* [Extracted entries]
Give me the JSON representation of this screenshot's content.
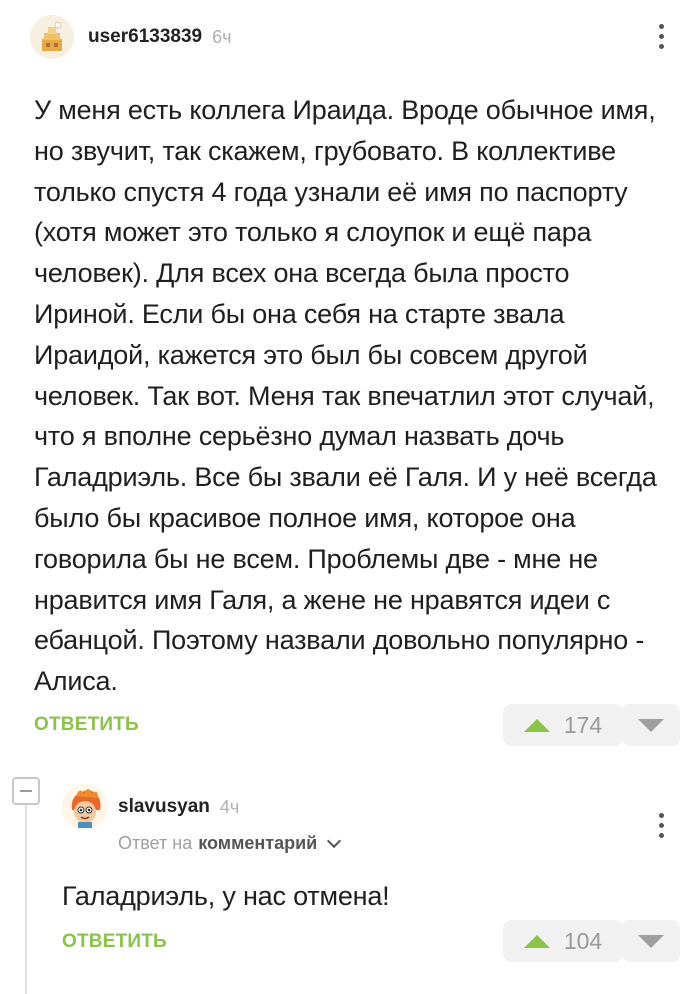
{
  "comment": {
    "username": "user6133839",
    "time": "6ч",
    "text": "У меня есть коллега Ираида. Вроде обычное имя, но звучит, так скажем, грубовато. В коллективе только спустя 4 года узнали её имя по паспорту (хотя может это только я слоупок и ещё пара человек). Для всех она всегда была просто Ириной. Если бы она себя на старте звала Ираидой, кажется это был бы совсем другой человек. Так вот. Меня так впечатлил этот случай, что я вполне серьёзно думал назвать дочь Галадриэль. Все бы звали её Галя. И у неё всегда было бы красивое полное имя, которое она говорила бы не всем. Проблемы две - мне не нравится имя Галя, а жене не нравятся идеи с ебанцой. Поэтому назвали довольно популярно - Алиса.",
    "reply_label": "ОТВЕТИТЬ",
    "rating": "174"
  },
  "reply": {
    "username": "slavusyan",
    "time": "4ч",
    "reply_prefix": "Ответ на",
    "reply_target": "комментарий",
    "text": "Галадриэль, у нас отмена!",
    "reply_label": "ОТВЕТИТЬ",
    "rating": "104"
  },
  "colors": {
    "accent_green": "#8bc34a",
    "muted_gray": "#9e9e9e"
  },
  "icons": [
    "kebab-menu-icon",
    "upvote-arrow-icon",
    "downvote-arrow-icon",
    "collapse-thread-icon",
    "chevron-down-icon"
  ]
}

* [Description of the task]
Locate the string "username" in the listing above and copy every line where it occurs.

* [Result for this exercise]
    "username": "user6133839",
    "username": "slavusyan",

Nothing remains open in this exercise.